== RAW DATA

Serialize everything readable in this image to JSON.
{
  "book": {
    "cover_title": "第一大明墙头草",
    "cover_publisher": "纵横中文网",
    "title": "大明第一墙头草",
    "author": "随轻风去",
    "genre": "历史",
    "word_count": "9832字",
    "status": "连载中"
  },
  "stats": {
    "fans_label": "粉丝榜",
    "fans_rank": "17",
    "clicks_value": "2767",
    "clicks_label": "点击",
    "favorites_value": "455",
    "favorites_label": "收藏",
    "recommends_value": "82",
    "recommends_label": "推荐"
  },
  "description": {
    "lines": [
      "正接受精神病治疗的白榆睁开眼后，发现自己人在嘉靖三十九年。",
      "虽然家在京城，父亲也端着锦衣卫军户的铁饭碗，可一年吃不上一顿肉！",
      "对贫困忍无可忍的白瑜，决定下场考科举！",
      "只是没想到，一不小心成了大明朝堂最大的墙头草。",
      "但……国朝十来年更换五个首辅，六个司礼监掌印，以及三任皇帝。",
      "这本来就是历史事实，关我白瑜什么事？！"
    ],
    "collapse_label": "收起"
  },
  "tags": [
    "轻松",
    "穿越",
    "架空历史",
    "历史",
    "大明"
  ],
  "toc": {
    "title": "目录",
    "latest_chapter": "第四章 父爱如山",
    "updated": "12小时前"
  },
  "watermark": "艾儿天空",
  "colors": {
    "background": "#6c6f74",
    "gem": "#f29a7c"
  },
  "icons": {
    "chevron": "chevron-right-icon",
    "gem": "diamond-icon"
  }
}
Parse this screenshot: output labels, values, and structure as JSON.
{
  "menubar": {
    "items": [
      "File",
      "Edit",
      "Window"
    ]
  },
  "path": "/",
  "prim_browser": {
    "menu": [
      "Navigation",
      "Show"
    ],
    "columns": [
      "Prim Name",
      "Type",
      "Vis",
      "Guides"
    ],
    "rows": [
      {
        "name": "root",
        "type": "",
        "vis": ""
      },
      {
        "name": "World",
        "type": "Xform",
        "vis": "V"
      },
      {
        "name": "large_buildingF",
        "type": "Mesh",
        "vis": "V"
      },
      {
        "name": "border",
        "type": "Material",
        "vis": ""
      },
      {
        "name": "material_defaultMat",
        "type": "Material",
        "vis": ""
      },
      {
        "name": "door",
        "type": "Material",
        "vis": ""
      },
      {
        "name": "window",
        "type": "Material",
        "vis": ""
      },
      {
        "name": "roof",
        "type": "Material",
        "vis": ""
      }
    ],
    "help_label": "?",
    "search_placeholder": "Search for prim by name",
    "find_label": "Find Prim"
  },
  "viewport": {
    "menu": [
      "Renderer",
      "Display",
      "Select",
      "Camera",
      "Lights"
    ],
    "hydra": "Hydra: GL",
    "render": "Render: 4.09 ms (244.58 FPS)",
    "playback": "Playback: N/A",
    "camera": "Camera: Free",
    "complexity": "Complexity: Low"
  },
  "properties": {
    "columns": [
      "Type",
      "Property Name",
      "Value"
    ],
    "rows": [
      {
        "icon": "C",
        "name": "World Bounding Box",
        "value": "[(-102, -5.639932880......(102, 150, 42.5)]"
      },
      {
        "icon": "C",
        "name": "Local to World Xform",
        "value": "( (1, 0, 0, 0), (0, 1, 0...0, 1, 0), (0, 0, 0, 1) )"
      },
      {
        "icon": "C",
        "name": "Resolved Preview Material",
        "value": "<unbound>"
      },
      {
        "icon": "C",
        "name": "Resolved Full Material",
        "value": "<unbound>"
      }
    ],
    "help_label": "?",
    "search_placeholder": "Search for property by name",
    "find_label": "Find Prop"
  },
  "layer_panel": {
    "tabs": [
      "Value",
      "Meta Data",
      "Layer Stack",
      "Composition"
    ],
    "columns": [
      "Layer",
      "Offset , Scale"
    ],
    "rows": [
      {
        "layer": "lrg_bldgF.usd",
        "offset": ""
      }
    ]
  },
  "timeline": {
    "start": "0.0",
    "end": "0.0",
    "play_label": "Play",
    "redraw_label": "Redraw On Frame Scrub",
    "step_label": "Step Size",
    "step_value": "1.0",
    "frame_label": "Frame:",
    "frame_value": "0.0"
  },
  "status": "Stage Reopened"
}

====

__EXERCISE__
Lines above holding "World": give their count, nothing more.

__OUTPUT OF THE EXERCISE__
3